## Directions
Please set down every entry below exactly as given.

## Given records

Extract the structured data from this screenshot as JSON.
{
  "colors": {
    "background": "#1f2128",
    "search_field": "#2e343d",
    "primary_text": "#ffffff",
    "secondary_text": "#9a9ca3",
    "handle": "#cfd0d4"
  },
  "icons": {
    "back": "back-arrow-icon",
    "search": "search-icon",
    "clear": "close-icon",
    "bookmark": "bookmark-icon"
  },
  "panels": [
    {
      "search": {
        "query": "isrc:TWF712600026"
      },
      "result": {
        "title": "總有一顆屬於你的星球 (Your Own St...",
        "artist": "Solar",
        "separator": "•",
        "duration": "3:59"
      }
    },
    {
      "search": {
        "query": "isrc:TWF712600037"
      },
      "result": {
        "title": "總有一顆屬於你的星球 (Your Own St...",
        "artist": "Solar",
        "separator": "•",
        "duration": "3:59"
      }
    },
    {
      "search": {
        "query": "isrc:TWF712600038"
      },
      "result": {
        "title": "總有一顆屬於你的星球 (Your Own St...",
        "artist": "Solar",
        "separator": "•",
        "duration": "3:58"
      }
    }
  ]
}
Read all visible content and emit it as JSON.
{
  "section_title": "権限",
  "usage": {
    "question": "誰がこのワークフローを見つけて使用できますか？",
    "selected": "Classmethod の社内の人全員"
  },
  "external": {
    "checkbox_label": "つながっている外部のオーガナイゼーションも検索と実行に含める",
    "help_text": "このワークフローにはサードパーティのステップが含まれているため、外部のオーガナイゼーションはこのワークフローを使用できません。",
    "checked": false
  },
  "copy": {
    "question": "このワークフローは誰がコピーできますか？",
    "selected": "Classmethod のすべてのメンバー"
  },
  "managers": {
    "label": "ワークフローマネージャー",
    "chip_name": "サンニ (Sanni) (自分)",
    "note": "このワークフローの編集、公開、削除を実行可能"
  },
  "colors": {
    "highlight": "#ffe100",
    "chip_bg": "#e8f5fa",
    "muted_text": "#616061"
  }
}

## The answer
Extract the structured data from this screenshot as JSON.
{
  "colors": {
    "background": "#1f2128",
    "search_field": "#2e343d",
    "primary_text": "#ffffff",
    "secondary_text": "#9a9ca3",
    "handle": "#cfd0d4"
  },
  "icons": {
    "back": "back-arrow-icon",
    "search": "search-icon",
    "clear": "close-icon",
    "bookmark": "bookmark-icon"
  },
  "panels": [
    {
      "search": {
        "query": "isrc:TWF712600026"
      },
      "result": {
        "title": "總有一顆屬於你的星球 (Your Own St...",
        "artist": "Solar",
        "separator": "•",
        "duration": "3:59"
      }
    },
    {
      "search": {
        "query": "isrc:TWF712600037"
      },
      "result": {
        "title": "總有一顆屬於你的星球 (Your Own St...",
        "artist": "Solar",
        "separator": "•",
        "duration": "3:59"
      }
    },
    {
      "search": {
        "query": "isrc:TWF712600038"
      },
      "result": {
        "title": "總有一顆屬於你的星球 (Your Own St...",
        "artist": "Solar",
        "separator": "•",
        "duration": "3:58"
      }
    }
  ]
}
Read all visible content and emit it as JSON.
{
  "section_title": "権限",
  "usage": {
    "question": "誰がこのワークフローを見つけて使用できますか？",
    "selected": "Classmethod の社内の人全員"
  },
  "external": {
    "checkbox_label": "つながっている外部のオーガナイゼーションも検索と実行に含める",
    "help_text": "このワークフローにはサードパーティのステップが含まれているため、外部のオーガナイゼーションはこのワークフローを使用できません。",
    "checked": false
  },
  "copy": {
    "question": "このワークフローは誰がコピーできますか？",
    "selected": "Classmethod のすべてのメンバー"
  },
  "managers": {
    "label": "ワークフローマネージャー",
    "chip_name": "サンニ (Sanni) (自分)",
    "note": "このワークフローの編集、公開、削除を実行可能"
  },
  "colors": {
    "highlight": "#ffe100",
    "chip_bg": "#e8f5fa",
    "muted_text": "#616061"
  }
}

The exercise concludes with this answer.